Welcome to the launch of Case Studies in Strategic Communication, a new online, peer-reviewed journal featuring case studies in public relations, advertising, marketing, and other strategic communication domains. The goal of CSSC is to publish cases primarily for teaching purposes and for practitioners. Cases have enjoyed an important place in the classrooms of many disciplines. Case studies present “the concrete narrative detail of actual events” relating to an organization or situation (Boehrer & Linsky, 1990, p. 44), inserting students into the complex decision-making processes of a strategic communication context.
Many higher education programs in strategic communication offer or require students to take a course in case studies, and other courses in these programs rely on case studies as important teaching tools.
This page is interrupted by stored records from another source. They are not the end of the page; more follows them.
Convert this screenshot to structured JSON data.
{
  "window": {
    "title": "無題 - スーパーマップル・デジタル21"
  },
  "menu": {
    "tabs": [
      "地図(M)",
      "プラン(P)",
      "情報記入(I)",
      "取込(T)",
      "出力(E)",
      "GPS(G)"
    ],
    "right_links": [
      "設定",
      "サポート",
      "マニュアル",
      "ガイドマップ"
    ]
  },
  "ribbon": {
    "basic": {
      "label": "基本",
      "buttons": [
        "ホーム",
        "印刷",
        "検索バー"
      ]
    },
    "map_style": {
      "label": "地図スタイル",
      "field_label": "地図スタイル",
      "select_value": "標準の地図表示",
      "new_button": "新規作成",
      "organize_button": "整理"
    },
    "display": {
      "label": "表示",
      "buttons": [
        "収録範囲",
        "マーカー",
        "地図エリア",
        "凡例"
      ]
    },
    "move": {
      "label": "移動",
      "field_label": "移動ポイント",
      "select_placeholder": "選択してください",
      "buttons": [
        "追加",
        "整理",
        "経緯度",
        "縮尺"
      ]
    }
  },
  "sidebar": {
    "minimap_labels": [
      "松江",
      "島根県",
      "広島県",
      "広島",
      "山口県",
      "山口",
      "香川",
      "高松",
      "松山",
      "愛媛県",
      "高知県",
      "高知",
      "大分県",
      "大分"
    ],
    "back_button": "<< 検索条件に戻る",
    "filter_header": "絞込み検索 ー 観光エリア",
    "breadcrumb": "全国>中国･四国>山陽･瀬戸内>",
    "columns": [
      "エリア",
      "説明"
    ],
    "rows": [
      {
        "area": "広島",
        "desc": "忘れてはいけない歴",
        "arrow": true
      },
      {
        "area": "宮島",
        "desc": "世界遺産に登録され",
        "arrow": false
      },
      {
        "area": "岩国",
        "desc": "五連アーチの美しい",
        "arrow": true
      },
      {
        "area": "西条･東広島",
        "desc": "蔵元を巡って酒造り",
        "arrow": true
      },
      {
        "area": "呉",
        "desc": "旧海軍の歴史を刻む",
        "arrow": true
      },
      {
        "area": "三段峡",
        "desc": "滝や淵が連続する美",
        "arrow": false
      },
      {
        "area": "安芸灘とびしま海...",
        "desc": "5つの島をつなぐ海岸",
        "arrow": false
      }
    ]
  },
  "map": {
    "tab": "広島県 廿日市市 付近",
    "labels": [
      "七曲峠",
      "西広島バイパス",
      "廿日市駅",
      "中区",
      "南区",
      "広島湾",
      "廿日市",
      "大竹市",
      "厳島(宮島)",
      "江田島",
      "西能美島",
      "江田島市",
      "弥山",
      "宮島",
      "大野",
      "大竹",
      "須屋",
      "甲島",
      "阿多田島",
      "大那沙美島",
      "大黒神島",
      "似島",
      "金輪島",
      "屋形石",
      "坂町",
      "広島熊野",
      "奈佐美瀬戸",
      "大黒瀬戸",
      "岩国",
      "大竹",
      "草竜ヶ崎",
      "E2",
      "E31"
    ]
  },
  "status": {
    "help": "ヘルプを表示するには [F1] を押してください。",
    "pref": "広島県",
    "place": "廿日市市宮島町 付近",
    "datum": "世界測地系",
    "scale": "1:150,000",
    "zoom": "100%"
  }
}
Those who teach these courses draw case studies from edited collections or textbooks, from current events, or from award and competition websites, such as the Arthur W. Page Society Case Study Competition in Corporate Communications and the Public Relations Society of America’s Silver Anvil Awards.
As useful as these case collections are, however, they could be better. Textbooks and edited collections–all things in print, really–are quickly outdated. Award-winning cases are almost always success stories, and some are written by organizations and agencies as promotional pieces, leaving stories of strategic communication failure under-reported. It seems most case studies focus on the activities of large corporations, large nonprofits, and major government agencies, too, leaving small businesses, start-ups, and local nonprofit organizations without much coverage in the classroom. And there is no common format for these case studies, no common set of pedagogical features, no consistent emphasis on all facets of the strategic communication process–research, objectives, strategies, tactics, and evaluation (Parkinson & Ekachai, 2006).
CSSC hopes to improve this case study landscape. CSSC will make current and relevant cases available quickly by publishing online and in a rolling publication schedule. The journal will also seek cases that are diverse in their organizational coverage, seeking to include cases about multinational corporations as well as small businesses, international NGOs and local nonprofits, and governmental agencies at all levels. CSSC also seeks cases that discuss failures and shortcomings, not just success stories, as moments of failure often provide the best learning opportunities.
To facilitate rapid dissemination of case studies, CSSC will publish cases online as soon as they make it successfully through the peer-review process. What this means is that there will be no quarterly issues. Each year will begin a new volume, and as each article is published it will be added sequentially in the journal’s pagination. At the end of the year, the volume will be concluded and the next year will bring the start of a new volume with a fresh start on page numbering. This a model that has been proven to work well for other online journals, such as the International Journal of Communication, and it allows the journal to respond quickly to developments in strategic communication without a concern for the publishing cycles of the print world. As an online journal, too, CSSC welcomes multimedia examples in its cases.
With the backing of a hard-working and talented editorial board and editorial staff, it is my pleasure to announce that CSSC is off and running. I look forward to receiving case study submissions, and I hope that this living collection of case studies in strategic communication becomes a useful resource for teachers and practitioners as it continues to grow.
Boehrer, J., & Linsky, M. (1990). Teaching with cases: Learning to question. New Directions for Teaching and Learning, 42, 41-57.
Parkinson, M. G., & Ekachai, D. (2006). International and intercultural public relations: A campaign case approach. Boston, MA: Pearson.
DAREN C. BRABHAM is the founding editor of Case Studies in Strategic Communication and an assistant professor in the School of Journalism & Mass Communication at the University of North Carolina at Chapel Hill. Email: daren.brabham[at]unc.edu. Web: www.darenbrabham.com.
Published March 10, 2012